Let me tell you a bit about one of my favorite photographers: Sebastião Salgado. Up until last year, I had only viewed his work on-line. To me, he was the god of black and white photography. From subject matter, to his images' tones, textures, and lighting were nothing short of heavenly. I was fortunate to have visited the Genesis exhibit at Leica Gallery in San Francisco; a truly unforgettable experience. Although Salgado's images look amazing on my desktop, there is nothing more captivating than seeing his large scale photographic prints on the gallery wall. The moment I set eyes on the first piece of this exhibit, a warm fluttery feeling overcame me like when falling in love. Salgado draws us into the moment and invites us to stand beside him. And even though the photographs were black and white, they were vivid and I could imagine all the color behind them. I could see the aqua waters of the Galapagos and the lush green leaves, the golden browns of the Sahara and the bright blue skies. It was at that moment that I realized that ‘color' doesn’t always mean what we think it means; Salgado captures the soul of everyone and everything he photographs in the most enchanting way. He creates the strongest connection between his audience and the experience that was once his alone and he shares it. Looking back, the digital screen was a flattening misrepresentation of his tangible printed images, just as my description of experiencing the exhibit could never do it justice. To top it off, the gallery displayed a giant sized 18 x 28 inch photo book of Genesis (which could have been mine for a mere four thousand US dollars). I once heard Salgado's work being referred to as “biblical”, and after attending this particular exhibit I finally understood the true meaning of that reference.
From biblical to saintly; I recently visited a very special exhibit at the LUMA gallery in Chicago. “Searching for Jehanne, the Joan of Arc Project” by renown photographer/artist, Susan Aurinko. Taking time out of her busy schedule, she offered to give a few of us a personal tour of her exhibit, a project which had been years in the making. I thought I knew the work I was about the see, (being that some images were on-line, and I was also familiar with the history behind Susan's project) but that was not the case all. As we walked into the gallery, I was immediately taken away by powerful images set in the most beautiful ornate frames. The heavenly sound of a church choir permeating the show, stemming from a short artistic video installation she created from classic film footage, added a sense of sacredness. The combination of her artwork and this culminating choice of sound echoing in the room brought me back to when I was a young girl sitting in a pew of my town's opulent 1870s Catholic Church; I would listen to similar music and stare at the paintings on the ceilings of archangels, fluffy clouds, dark skies and fire. The 'Searching for Jehanne' exhibit evoked certain childhood memories and emotional angst of when I first learned of the tragic life of Saint Joan of Arc. A story I feel is overly perturbatious for such young children to hear. We toured the exhibit while Susan explained in detail all the research, time, and effort it took for each and every piece in the collection. Among several aspects of her project, she described her travels through France with her camera; walking the paths once walked by Joan of Arc herself. Susan’s description of the process was a powerful ‘goosebumps’ addition to seeing the physical artworks. We learned so much about her process, right down to her choosing the unique grey/blue color of paint on the walls; which, was one of many aesthetics that tied everything in so gloriously.

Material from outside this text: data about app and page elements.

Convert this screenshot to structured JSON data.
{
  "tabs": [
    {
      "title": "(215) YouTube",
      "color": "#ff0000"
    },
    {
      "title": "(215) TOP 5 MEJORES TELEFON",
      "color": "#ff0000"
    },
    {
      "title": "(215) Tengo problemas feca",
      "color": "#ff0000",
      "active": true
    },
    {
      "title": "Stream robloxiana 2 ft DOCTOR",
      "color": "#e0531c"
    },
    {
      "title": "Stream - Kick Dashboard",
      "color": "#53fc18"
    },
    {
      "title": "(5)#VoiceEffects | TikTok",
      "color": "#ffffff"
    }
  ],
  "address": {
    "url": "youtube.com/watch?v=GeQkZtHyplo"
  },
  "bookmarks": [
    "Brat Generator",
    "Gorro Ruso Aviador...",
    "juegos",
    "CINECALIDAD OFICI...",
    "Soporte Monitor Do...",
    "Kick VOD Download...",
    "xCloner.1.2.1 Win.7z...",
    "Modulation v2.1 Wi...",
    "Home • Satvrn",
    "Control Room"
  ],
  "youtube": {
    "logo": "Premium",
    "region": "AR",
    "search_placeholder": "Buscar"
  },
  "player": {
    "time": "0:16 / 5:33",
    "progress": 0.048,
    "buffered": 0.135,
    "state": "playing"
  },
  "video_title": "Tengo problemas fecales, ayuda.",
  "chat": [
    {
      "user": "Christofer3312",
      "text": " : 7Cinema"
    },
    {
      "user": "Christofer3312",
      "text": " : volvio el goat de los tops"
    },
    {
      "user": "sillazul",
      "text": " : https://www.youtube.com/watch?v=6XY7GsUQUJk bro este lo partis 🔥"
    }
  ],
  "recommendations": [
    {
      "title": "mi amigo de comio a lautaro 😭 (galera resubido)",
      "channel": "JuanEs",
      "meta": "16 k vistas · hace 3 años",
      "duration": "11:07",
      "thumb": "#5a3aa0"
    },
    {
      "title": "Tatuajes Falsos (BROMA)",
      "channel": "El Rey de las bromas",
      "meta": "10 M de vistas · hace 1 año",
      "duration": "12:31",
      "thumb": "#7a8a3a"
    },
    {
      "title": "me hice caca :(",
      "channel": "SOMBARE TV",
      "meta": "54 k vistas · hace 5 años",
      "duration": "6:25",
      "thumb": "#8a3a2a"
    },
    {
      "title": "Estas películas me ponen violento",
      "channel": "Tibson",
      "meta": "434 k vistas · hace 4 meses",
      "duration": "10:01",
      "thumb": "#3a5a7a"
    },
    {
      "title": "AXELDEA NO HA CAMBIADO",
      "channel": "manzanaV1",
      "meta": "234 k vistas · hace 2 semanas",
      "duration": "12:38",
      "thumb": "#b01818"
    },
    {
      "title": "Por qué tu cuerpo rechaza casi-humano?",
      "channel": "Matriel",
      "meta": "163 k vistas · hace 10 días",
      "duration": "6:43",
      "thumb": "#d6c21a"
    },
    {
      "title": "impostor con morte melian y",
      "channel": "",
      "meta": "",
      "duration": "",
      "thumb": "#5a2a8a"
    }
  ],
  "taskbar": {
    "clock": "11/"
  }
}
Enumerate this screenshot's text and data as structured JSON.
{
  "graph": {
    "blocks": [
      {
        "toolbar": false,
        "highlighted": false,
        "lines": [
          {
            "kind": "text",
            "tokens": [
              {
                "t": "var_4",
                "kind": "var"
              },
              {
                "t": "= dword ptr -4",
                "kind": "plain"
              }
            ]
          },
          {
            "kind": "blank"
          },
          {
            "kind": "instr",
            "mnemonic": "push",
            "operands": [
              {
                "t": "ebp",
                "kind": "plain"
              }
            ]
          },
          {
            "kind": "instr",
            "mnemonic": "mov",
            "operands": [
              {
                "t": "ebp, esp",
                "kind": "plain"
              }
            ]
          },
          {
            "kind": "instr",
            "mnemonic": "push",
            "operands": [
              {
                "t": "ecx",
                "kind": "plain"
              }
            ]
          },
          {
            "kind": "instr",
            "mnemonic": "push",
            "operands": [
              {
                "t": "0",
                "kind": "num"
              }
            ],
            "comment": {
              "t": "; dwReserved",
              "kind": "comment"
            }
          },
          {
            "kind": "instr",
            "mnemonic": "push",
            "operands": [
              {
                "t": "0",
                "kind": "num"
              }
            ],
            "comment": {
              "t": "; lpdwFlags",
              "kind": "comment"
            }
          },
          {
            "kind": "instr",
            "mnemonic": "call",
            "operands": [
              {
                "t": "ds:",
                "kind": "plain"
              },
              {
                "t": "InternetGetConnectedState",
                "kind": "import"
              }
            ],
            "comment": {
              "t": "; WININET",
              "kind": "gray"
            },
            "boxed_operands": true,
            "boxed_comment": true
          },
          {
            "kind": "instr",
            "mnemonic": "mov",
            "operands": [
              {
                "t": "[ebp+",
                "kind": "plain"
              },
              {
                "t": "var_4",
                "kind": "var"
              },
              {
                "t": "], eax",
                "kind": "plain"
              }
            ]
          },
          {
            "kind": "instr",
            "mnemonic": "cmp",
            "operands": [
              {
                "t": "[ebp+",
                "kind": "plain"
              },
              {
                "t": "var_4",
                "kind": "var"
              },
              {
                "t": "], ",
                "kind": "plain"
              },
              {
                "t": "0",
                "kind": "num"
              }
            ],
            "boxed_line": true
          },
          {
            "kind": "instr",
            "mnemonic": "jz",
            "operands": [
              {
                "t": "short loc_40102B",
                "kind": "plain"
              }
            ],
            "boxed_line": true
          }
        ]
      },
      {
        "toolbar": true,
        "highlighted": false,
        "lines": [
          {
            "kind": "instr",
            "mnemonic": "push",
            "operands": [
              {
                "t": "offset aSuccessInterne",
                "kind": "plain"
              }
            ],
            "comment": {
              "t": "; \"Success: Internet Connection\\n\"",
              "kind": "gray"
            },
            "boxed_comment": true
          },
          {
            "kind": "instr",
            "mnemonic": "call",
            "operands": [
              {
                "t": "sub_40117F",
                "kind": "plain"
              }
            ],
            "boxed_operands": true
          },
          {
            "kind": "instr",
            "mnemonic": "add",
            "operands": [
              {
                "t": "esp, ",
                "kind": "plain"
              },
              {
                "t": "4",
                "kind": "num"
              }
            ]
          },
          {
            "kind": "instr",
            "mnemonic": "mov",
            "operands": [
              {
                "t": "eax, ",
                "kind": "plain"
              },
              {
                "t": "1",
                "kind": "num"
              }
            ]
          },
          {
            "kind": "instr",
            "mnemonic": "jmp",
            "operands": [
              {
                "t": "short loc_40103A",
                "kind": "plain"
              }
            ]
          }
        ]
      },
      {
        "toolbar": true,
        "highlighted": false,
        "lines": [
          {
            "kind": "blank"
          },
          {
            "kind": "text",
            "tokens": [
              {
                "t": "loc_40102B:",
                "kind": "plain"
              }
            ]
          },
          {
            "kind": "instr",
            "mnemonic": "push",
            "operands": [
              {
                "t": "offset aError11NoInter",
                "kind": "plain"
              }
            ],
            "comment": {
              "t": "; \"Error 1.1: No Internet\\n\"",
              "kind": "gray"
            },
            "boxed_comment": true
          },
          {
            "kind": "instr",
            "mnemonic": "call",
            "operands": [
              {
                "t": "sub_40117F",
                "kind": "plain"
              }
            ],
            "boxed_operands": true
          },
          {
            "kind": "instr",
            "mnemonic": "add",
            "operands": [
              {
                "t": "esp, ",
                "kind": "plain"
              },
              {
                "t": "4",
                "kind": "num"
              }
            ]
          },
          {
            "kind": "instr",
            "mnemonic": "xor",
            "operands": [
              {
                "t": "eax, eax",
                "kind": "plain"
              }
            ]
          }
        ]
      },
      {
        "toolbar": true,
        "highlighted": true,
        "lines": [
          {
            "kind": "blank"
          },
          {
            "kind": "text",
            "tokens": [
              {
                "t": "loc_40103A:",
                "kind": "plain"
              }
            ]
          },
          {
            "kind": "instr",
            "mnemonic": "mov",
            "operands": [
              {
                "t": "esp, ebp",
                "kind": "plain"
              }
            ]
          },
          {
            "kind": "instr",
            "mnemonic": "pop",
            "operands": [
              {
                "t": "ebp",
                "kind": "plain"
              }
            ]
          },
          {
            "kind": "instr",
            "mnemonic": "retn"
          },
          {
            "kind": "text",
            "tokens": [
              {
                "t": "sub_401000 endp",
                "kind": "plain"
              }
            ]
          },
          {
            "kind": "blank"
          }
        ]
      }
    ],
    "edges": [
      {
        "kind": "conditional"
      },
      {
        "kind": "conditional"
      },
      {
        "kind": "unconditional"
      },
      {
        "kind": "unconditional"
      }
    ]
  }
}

Although I have yet to have a 'solo' exhibit, I've been working towards it since moment zero a couple years ago - a long, independent, sometimes painful, yet exciting process. If anyone knows me, they know that I will not exhibit anything less than wild. I continue to share bits on the internet which is a great way to gauge the effect of my artwork. Feedback from other photographers, curators, and jurors from open-call submissions can sometimes influence me but I never compromise my creative vision. My self-portraiture and nature photography continue to be popular among my audience; unsettling them with conflicting emotions, at the same time fulfilling them with the familiarity of it all. Personal emails received are a clear indication that my artwork is making an impact and that people want to see more. Being an artist is a blessing and a gift, and nothing we do is worthwhile if we do not share the best of ourselves, in the very best way, with the rest of world. For most photographers, there is nothing more rewarding than completing a body of work and having it hung on a gallery wall for their audience to experience the full depth and meaning behind it. The physical gallery MUST live on.